──────── Data ────────

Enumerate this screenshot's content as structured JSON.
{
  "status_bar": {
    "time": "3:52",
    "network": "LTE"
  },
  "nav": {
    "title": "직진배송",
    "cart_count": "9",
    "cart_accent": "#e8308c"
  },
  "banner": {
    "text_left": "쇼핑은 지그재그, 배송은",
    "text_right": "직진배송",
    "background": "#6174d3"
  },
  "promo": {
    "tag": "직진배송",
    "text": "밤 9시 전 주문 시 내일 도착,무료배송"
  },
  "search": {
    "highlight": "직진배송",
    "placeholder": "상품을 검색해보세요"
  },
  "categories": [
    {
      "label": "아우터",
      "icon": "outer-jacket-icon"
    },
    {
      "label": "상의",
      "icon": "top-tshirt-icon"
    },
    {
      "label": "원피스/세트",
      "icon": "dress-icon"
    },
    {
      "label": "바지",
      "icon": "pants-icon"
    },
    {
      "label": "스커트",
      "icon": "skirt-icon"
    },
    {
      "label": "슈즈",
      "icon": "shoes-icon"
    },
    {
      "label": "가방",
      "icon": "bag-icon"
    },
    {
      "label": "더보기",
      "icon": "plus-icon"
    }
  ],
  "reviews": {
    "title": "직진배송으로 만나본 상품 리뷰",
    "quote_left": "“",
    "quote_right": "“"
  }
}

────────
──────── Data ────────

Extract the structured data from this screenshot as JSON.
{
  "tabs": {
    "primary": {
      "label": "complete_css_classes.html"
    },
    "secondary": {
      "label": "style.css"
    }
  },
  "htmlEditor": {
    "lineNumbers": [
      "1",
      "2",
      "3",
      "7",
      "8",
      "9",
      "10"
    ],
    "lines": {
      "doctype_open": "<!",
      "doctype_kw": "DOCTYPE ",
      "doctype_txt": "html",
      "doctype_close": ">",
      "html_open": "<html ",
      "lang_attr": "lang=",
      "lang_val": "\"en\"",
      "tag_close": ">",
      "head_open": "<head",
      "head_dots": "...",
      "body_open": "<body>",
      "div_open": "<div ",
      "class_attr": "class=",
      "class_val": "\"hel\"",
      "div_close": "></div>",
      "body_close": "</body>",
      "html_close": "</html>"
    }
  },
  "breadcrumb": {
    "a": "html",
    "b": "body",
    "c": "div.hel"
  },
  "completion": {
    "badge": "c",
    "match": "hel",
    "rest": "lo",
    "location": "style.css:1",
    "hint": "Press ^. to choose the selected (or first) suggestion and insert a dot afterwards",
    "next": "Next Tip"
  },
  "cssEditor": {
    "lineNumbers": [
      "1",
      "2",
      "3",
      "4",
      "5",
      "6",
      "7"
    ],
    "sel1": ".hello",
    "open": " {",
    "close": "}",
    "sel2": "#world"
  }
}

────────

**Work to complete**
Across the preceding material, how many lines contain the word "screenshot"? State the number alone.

**Output for this task**
2